Forgeries of Memory and Meaning: Blacks and the Regimes of Race in American Theater and Film Before World War II by Cedric J. RobinsonCedric J. Robinson offers a new understanding of race in America through his analysis of theater and film of the early twentieth century. He argues that economic, political, and cultural forces present in the eras of silent film and the early talkies firmly entrenched limited representations of African Americans. Robinsons analysis marks a new way of approaching the intellectual, political, and media racism present in the beginnings of American narrative cinema.
What is EIDETIC MEMORY? What does EIDETIC MEMORY mean? EIDETIC MEMORY meaning & explanation
Forgeries of Memory and Meaning
A call to action. A profoundly important and elegantly written historical study of a great artistic conflict. Provides a fresh contribution to one of the most significant aspects of American cinema. Robinson explores an impressive variety of important films, sustaining his discussion with fresh, insightful angles on the political economy of each film. This book makes a significant contribution to several interwoven, discursive currents involving race and representation, social Darwinism and scientific racism, minstrelsy and modernism, the plantation and the jungle, and black cultural and political resistance to several 'racial regimes' working themselves out in politics, media, and the cinema in America.
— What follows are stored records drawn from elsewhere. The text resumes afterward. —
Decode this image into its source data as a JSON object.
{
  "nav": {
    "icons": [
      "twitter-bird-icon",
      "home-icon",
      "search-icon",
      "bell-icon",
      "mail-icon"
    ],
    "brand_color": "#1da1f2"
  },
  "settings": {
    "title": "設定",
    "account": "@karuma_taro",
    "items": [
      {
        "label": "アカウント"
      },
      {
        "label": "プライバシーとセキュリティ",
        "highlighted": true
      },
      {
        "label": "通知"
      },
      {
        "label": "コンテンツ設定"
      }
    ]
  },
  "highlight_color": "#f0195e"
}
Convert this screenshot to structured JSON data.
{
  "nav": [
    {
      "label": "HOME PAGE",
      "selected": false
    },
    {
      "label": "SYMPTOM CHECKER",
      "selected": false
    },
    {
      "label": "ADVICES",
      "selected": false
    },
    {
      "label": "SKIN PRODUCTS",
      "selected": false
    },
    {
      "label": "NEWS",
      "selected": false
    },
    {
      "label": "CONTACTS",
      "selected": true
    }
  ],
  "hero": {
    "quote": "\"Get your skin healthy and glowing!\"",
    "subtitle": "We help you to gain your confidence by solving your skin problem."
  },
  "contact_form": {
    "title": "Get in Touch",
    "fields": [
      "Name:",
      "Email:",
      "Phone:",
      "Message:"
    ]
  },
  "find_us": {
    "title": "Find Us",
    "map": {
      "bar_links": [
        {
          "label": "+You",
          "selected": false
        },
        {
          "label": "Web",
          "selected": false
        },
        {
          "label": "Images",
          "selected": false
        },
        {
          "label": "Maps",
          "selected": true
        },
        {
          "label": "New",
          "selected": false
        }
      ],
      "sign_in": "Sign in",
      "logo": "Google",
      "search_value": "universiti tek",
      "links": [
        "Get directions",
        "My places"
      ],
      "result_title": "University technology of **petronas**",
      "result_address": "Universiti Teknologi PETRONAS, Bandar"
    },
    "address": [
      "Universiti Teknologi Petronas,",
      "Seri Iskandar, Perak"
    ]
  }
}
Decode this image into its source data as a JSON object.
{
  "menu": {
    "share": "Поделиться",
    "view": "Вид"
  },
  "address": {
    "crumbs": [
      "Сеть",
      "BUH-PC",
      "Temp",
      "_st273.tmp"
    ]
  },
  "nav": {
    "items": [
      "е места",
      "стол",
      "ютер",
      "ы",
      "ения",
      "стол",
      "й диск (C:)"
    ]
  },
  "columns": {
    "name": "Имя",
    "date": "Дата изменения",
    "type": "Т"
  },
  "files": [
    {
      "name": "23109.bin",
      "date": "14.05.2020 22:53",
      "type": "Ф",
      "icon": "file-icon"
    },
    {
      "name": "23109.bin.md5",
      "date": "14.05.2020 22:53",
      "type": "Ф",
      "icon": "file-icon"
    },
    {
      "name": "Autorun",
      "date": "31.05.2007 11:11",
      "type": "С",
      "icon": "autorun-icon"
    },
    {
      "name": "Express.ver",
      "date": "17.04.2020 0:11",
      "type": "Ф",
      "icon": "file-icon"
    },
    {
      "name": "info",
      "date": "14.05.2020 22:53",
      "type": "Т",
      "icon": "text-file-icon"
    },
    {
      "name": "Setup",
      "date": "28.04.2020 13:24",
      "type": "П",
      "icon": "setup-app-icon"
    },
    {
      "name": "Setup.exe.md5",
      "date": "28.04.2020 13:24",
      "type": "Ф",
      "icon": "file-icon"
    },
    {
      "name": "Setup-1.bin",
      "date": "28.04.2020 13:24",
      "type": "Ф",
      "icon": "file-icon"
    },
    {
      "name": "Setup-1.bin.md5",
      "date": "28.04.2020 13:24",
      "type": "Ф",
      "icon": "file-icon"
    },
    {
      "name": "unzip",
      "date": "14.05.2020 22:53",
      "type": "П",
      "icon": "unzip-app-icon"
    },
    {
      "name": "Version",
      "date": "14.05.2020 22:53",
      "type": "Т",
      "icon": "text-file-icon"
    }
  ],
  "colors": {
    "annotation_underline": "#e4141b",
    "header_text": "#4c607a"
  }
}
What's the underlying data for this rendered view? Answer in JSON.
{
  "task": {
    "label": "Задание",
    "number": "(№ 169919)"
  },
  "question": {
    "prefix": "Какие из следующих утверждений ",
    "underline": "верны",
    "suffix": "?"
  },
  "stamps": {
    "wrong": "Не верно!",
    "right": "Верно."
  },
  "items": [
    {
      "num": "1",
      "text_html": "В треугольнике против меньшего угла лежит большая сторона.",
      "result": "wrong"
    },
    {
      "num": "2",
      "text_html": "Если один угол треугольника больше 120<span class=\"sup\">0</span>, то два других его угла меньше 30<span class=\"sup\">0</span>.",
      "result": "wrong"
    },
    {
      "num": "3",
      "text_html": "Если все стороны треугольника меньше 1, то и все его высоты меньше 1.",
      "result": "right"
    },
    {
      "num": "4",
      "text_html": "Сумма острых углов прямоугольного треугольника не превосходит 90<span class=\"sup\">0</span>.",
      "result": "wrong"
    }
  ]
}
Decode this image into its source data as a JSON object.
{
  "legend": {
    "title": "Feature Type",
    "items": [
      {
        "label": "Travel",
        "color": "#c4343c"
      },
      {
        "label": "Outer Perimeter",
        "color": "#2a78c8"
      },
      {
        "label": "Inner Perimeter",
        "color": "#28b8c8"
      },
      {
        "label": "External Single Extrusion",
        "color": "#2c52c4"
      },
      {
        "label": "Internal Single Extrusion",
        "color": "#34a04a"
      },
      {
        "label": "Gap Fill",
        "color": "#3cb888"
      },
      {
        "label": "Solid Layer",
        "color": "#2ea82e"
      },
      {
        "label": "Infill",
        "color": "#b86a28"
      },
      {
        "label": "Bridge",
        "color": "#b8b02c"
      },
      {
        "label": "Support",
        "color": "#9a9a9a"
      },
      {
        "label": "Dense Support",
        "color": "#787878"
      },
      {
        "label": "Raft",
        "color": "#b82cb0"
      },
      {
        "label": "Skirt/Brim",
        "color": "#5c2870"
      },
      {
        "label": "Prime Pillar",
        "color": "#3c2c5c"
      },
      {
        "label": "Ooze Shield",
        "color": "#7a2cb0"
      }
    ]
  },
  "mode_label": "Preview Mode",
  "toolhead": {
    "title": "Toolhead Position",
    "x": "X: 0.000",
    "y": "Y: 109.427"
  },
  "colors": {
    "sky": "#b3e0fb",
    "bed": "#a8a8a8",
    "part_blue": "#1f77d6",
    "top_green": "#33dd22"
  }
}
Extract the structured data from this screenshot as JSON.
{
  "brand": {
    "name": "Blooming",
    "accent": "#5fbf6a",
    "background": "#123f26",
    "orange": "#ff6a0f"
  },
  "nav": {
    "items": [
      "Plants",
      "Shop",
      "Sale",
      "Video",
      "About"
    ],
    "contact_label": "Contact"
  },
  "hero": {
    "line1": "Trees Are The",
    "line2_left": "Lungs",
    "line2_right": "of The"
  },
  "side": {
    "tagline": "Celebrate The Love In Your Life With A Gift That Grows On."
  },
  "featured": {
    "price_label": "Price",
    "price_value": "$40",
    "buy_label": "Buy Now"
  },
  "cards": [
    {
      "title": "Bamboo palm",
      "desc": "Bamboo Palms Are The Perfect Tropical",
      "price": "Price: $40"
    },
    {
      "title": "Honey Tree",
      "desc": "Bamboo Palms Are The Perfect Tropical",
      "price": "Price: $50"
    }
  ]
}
This informative and engaging study offers an array of new and unexpected insights. One of the most important resources in years, this book is already a classic.
Robinson grounds his study in contexts that illuminate the parallel growth of racial beliefs and capitalism, beginning with Shakespearean England and the development of international trade. He demonstrates how the needs of American commerce determined the construction of successive racial regimes that were publicized in the theater and in motion pictures, particularly through plantation and jungle films. In addition to providing new depth and complexity to the history of black representation, Robinson examines black resistance to these practices. Whereas D. Griffith appropriated black minstrelsy and romanticized a national myth of origins, Robinson argues that Oscar Micheaux transcended uplift films to create explicitly political critiques of the American national myth.